|Service Line Type||2004 MMWR Dataset*||Dataset Reported in 2009**||2004 MMWR Dataset*||Dataset Reported in 2009**|
|% ≥ 10 µg/dL||% ≥ 10 µg/dL||% ≥ 5 µg/dL||% ≥ 5 µg/dL|
|Lead Service Line||7.6||6.0 1.||31.2||26.5 3.|
|No Lead Service Line||2.8||2.0 2.||15.6||13.4 4.|
* n=9,683; ** n=10,637. The water service line type was unknown for 2, 670 tests. 1. p=0.09; 2. p< 0.001; 3. p=0.007; 4. p< 0.001
The first sentence of the Editorial Note in the 2004 MMWR referred to a cross-sectional study of homes with very high lead levels in drinking water and stated that … no children were identified with blood lead >10µg/dL, even in homes with the highest water lead levels. This sentence was misleading because it referred only to data from the cross-sectional study, and did not reflect findings of concern from the separate longitudinal study that showed that children living in homes serviced by a lead water pipe were more than twice as likely as other DC children to have had a blood lead level ≥10 µg/dL. CDC reiterates here a key message from the 2004 article … because no threshold for adverse health effects in young children has been demonstrated (no safe blood level has been identified), all sources of lead exposure for children should be controlled or eliminated. Lead concentrations in drinking water should be below the U. S. Environmental Protection Agency’s action level of 15 parts per billion.

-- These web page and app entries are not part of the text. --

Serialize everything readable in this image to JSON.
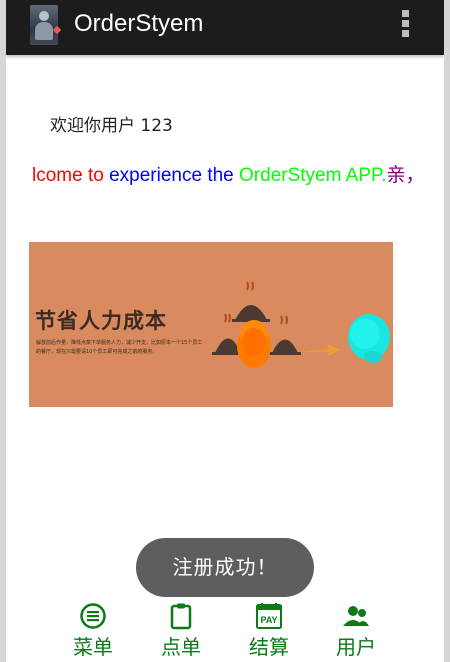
{
  "app": {
    "title": "OrderStyem"
  },
  "icons": {
    "app_icon": "app-icon",
    "overflow_menu": "overflow-menu-icon",
    "menu": "list-icon",
    "order": "clipboard-icon",
    "checkout": "pay-icon",
    "user": "users-icon"
  },
  "main": {
    "welcome_user": "欢迎你用户 123",
    "marquee": [
      {
        "text": "lcome to ",
        "color": "#ff0000"
      },
      {
        "text": "experience the ",
        "color": "#0000ff"
      },
      {
        "text": "OrderStyem APP.",
        "color": "#00ff00"
      },
      {
        "text": "亲，",
        "color": "#800080"
      }
    ],
    "banner": {
      "title": "节省人力成本",
      "description": "解放前后作量，降低点菜下单服务人力，减少开支，比如原本一个15个员工的餐厅，现在只需要请10个员工即可完成之前的服务。"
    }
  },
  "toast": {
    "message": "注册成功！"
  },
  "bottom_nav": {
    "color": "#0c7a17",
    "items": [
      {
        "label": "菜单",
        "icon": "list-icon"
      },
      {
        "label": "点单",
        "icon": "clipboard-icon"
      },
      {
        "label": "结算",
        "icon": "pay-icon",
        "icon_text": "PAY"
      },
      {
        "label": "用户",
        "icon": "users-icon"
      }
    ]
  }
}
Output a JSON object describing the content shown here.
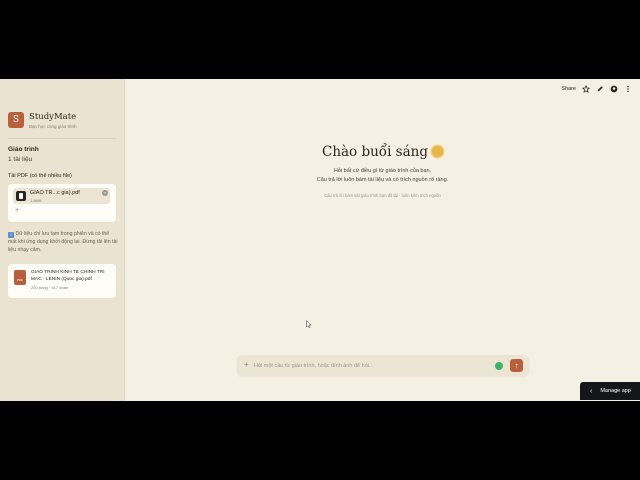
{
  "sidebar": {
    "brand_letter": "S",
    "brand_title": "StudyMate",
    "brand_subtitle": "Bạn học cùng giáo trình",
    "section_title": "Giáo trình",
    "section_count": "1 tài liệu",
    "upload_label": "Tải PDF (có thể nhiều file)",
    "upload_file_name": "GIAO TR...c gia).pdf",
    "upload_file_size": "1.8MB",
    "add_more": "+",
    "notice_icon": "i",
    "notice": "Dữ liệu chỉ lưu tạm trong phiên và có thể mất khi ứng dụng khởi động lại. Đừng tải lên tài liệu nhạy cảm.",
    "doc_icon_label": "PDF",
    "doc_title": "GIAO TRINH KINH TE CHINH TRI MAC - LENIN (Quoc gia).pdf",
    "doc_meta": "250 trang · 517 đoạn"
  },
  "topbar": {
    "share": "Share",
    "icons": [
      "star-icon",
      "edit-icon",
      "github-icon",
      "menu-icon"
    ]
  },
  "main": {
    "greeting": "Chào buổi sáng",
    "subtitle_1": "Hỏi bất cứ điều gì từ giáo trình của bạn.",
    "subtitle_2": "Câu trả lời luôn bám tài liệu và có trích nguồn rõ ràng.",
    "subtitle_3": "Câu trả lời bám sát giáo trình bạn đã tải · luôn kèm trích nguồn"
  },
  "chat": {
    "placeholder": "Hỏi một câu từ giáo trình, hoặc đính ảnh để hỏi...",
    "send": "↑"
  },
  "manage_app": "Manage app",
  "colors": {
    "accent": "#b8603b",
    "background": "#f5f0e4",
    "sidebar": "#ebe3d1"
  }
}
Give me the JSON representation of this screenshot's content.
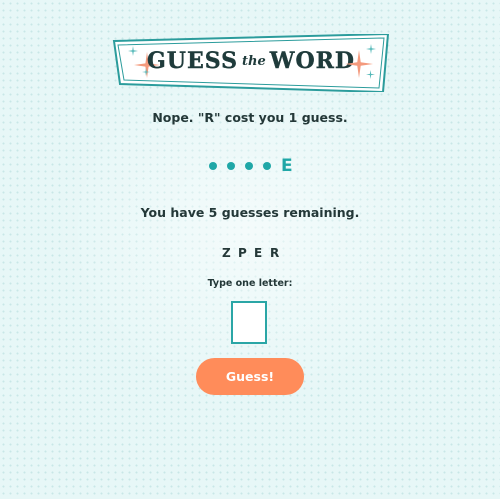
{
  "title": {
    "guess": "GUESS",
    "the": "the",
    "word": "WORD"
  },
  "message": "Nope. \"R\" cost you 1 guess.",
  "word_display": {
    "slots": [
      {
        "revealed": false,
        "letter": ""
      },
      {
        "revealed": false,
        "letter": ""
      },
      {
        "revealed": false,
        "letter": ""
      },
      {
        "revealed": false,
        "letter": ""
      },
      {
        "revealed": true,
        "letter": "E"
      }
    ]
  },
  "guesses_remaining_text": "You have 5 guesses remaining.",
  "guessed_letters": [
    "Z",
    "P",
    "E",
    "R"
  ],
  "input": {
    "prompt": "Type one letter:",
    "value": ""
  },
  "guess_button": {
    "label": "Guess!"
  },
  "colors": {
    "accent_teal": "#1fa7a7",
    "button_orange": "#ff8c5a",
    "sparkle_orange": "#f49a7d",
    "sparkle_teal": "#54b8b8",
    "background": "#e7f7f7"
  },
  "icons": {
    "banner_left": "sparkle-icon",
    "banner_right": "sparkle-icon"
  }
}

The complete report of the reanalysis can be found at http://www.cdc.gov/nceh/lead/leadinwater/.
I would also like to bring to your attention two other strategies to reduce children’s exposure to lead in water. First, on our website www.cdc.gov/nceh/lead/waterlines.htm you can find a letter dated January 12, 2010 that discusses recent research related to blood lead levels and partial replacement of lead water service lines. This research indicates that partial lead service line replacement is associated with increased risk for blood lead levels ≥ 5 µg/dL or ≥ 10 µg/dL. CDC has also recommended that state and or local lead programs work closely with the agency responsible for oversight of water authority compliance with the lead and copper rule to ensure that water samples are taken when inspections are done for children with elevated blood lead levels in areas where the water lead levels exceed the EPA water lead action level of 15 ppb.

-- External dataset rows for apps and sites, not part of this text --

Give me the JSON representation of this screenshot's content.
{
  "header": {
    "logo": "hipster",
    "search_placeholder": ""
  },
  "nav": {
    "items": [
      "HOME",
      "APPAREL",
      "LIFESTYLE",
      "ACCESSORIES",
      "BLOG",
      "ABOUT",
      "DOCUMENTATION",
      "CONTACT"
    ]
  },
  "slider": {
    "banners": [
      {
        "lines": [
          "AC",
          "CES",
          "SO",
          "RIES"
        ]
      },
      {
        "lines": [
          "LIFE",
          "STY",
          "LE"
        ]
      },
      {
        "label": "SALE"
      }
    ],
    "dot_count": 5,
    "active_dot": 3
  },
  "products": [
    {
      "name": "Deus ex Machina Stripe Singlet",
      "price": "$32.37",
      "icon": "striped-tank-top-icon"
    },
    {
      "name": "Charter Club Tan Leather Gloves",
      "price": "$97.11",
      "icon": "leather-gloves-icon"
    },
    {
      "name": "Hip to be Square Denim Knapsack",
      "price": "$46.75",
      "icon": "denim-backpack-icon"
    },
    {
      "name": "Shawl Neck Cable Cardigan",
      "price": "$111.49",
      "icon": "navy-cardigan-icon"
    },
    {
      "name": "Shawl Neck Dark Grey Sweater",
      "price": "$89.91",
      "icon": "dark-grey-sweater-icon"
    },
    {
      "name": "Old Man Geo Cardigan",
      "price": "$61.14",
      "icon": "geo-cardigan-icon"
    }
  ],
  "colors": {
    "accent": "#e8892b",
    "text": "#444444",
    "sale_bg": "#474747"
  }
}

Mary Jean Brown ScD, RN
Chief, Healthy Homes and Lead Poisoning Prevention Branch
Centers for Disease Control and Prevention
4770 Buford highway NE

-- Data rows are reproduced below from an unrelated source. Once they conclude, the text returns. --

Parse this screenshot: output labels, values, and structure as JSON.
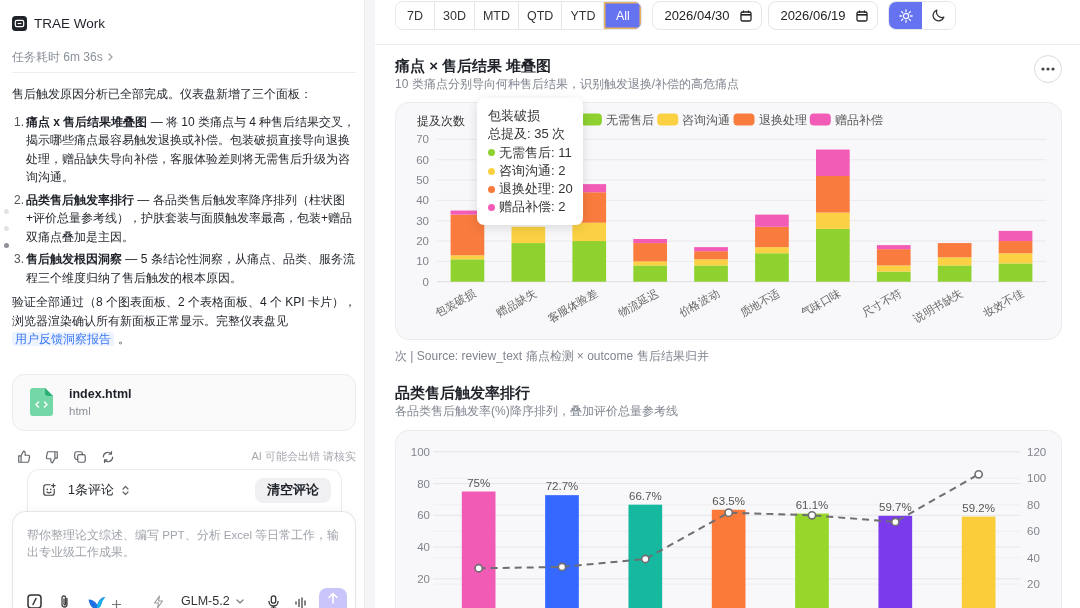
{
  "chat": {
    "app_title": "TRAE Work",
    "task_time": "任务耗时 6m 36s",
    "nav_dots": [
      {
        "selected": false
      },
      {
        "selected": false
      },
      {
        "selected": true
      }
    ],
    "intro": "售后触发原因分析已全部完成。仪表盘新增了三个面板：",
    "list": [
      {
        "number": "1.",
        "text": "**痛点 x 售后结果堆叠图** — 将 10 类痛点与 4 种售后结果交叉，揭示哪些痛点最容易触发退换或补偿。包装破损直接导向退换处理，赠品缺失导向补偿，客服体验差则将无需售后升级为咨询沟通。"
      },
      {
        "number": "2.",
        "text": "**品类售后触发率排行** — 各品类售后触发率降序排列（柱状图+评价总量参考线），护肤套装与面膜触发率最高，包装+赠品双痛点叠加是主因。"
      },
      {
        "number": "3.",
        "text": "**售后触发根因洞察** — 5 条结论性洞察，从痛点、品类、服务流程三个维度归纳了售后触发的根本原因。"
      }
    ],
    "outro": "验证全部通过（8 个图表面板、2 个表格面板、4 个 KPI 卡片），浏览器渲染确认所有新面板正常显示。完整仪表盘见",
    "link": "用户反馈洞察报告",
    "outro_end": "。",
    "file": {
      "name": "index.html",
      "type": "html"
    },
    "disclaimer": "AI 可能会出错 请核实",
    "comments": {
      "count": "1条评论",
      "clear_button": "清空评论"
    },
    "composer": {
      "placeholder": "帮你整理论文综述、编写 PPT、分析 Excel 等日常工作，输出专业级工作成果。",
      "model": "GLM-5.2"
    }
  },
  "toolbar": {
    "ranges": [
      {
        "label": "7D",
        "selected": false
      },
      {
        "label": "30D",
        "selected": false
      },
      {
        "label": "MTD",
        "selected": false
      },
      {
        "label": "QTD",
        "selected": false
      },
      {
        "label": "YTD",
        "selected": false
      },
      {
        "label": "All",
        "selected": true
      }
    ],
    "date_from": "2026/04/30",
    "date_to": "2026/06/19",
    "theme_modes": [
      {
        "kind": "light",
        "selected": true
      },
      {
        "kind": "dark",
        "selected": false
      }
    ]
  },
  "panels": [
    {
      "title": "痛点 × 售后结果 堆叠图",
      "subtitle": "10 类痛点分别导向何种售后结果，识别触发退换/补偿的高危痛点",
      "has_menu": true,
      "chart_data": {
        "type": "bar",
        "stacked": true,
        "grid": true,
        "legend": "top",
        "ylabel": "提及次数",
        "categories": [
          "包装破损",
          "赠品缺失",
          "客服体验差",
          "物流延迟",
          "价格波动",
          "质地不适",
          "气味口味",
          "尺寸不符",
          "说明书缺失",
          "妆效不佳"
        ],
        "ylim": [
          0,
          70
        ],
        "yticks": [
          0,
          10,
          20,
          30,
          40,
          50,
          60,
          70
        ],
        "series": [
          {
            "name": "无需售后",
            "color": "#8fd12f",
            "values": [
              11,
              19,
              20,
              8,
              8,
              14,
              26,
              5,
              8,
              9
            ]
          },
          {
            "name": "咨询沟通",
            "color": "#fbd143",
            "values": [
              2,
              8,
              9,
              2,
              3,
              3,
              8,
              3,
              4,
              5
            ]
          },
          {
            "name": "退换处理",
            "color": "#f97b3d",
            "values": [
              20,
              null,
              15,
              9,
              4,
              10,
              18,
              8,
              7,
              6
            ]
          },
          {
            "name": "赠品补偿",
            "color": "#f25cb6",
            "values": [
              2,
              null,
              4,
              2,
              2,
              6,
              13,
              2,
              0,
              5
            ]
          }
        ]
      },
      "tooltip": {
        "title": "包装破损",
        "total": "总提及: 35 次",
        "items": [
          {
            "label": "无需售后: 11",
            "color": "#8fd12f"
          },
          {
            "label": "咨询沟通: 2",
            "color": "#fbd143"
          },
          {
            "label": "退换处理: 20",
            "color": "#f97b3d"
          },
          {
            "label": "赠品补偿: 2",
            "color": "#f25cb6"
          }
        ]
      },
      "footnote": "次 | Source: review_text 痛点检测 × outcome 售后结果归并"
    },
    {
      "title": "品类售后触发率排行",
      "subtitle": "各品类售后触发率(%)降序排列，叠加评价总量参考线",
      "chart_data": {
        "type": "bar",
        "grid": true,
        "ylim": [
          0,
          100
        ],
        "yticks": [
          20,
          40,
          60,
          80,
          100
        ],
        "y2lim": [
          0,
          120
        ],
        "y2ticks": [
          20,
          40,
          60,
          80,
          100,
          120
        ],
        "value_labels": [
          "75%",
          "72.7%",
          "66.7%",
          "63.5%",
          "61.1%",
          "59.7%",
          "59.2%"
        ],
        "series": [
          {
            "type": "bar",
            "colors": [
              "#f15bb5",
              "#3568ff",
              "#16b89f",
              "#fb7a3a",
              "#97d62b",
              "#7c3aed",
              "#fbcd3b"
            ],
            "values": [
              75,
              72.7,
              66.7,
              63.5,
              61.1,
              59.7,
              59.2
            ]
          },
          {
            "type": "line",
            "axis": "y2",
            "line_style": "dashed",
            "marker": "circle",
            "color": "#6e6e73",
            "values": [
              32,
              33,
              39,
              74,
              72,
              67,
              103
            ]
          }
        ]
      }
    }
  ]
}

Atlanta, GA 30341
1 Stokes L, Onwuche NC, Thomas P, et al., Blood Lead Levels in Residents of Homes with Elevated Lead in Tap Water – District of Columbia, 2004; MMWR Weekly, April 2, 2004, 53(12); 268-270.
Information for Washington, D.C. Residents
- NEW! Lead in Drinking Water and Human Blood Lead Levels in the United States, MMWR, August 10, 2012
- Association between children’s blood lead levels, lead service lines, and water disinfection, Washington, DC, 1998–2006
- Notice to Readers: Limitations Inherent to a Cross-Sectional Assessment of Blood Lead Levels Among Persons Living in Homes with High Levels of Lead in Drinking Water Reported in MMWR Weekly, June 25, 2010/ 50 (24); 751
- Notice to Readers: Examining the Effect of Previously Missing Blood Lead Surveillance Data on Results Reported in MMWR Weekly, May 21, 2010 / 59(19);592
- Examining the Effect of Previously Missing Blood Lead Level (BPb) Surveillance Data on Results Reported in the MMWR (April, 2, 2004/53(12):268-270)
- Blood Lead Levels in Residents of Homes with Elevated Lead in Tap Water – District of Columbia, Stokes L, Onwuche NC, Thomas P, et al., 2004; MMWR Weekly, April 2, 2004, 53(12); 268-270
- Page last reviewed: May 20, 2010
- Page last updated: December 1, 2015
- Content source: National Center for Environmental Health, Division of Emergency and Environmental Health Services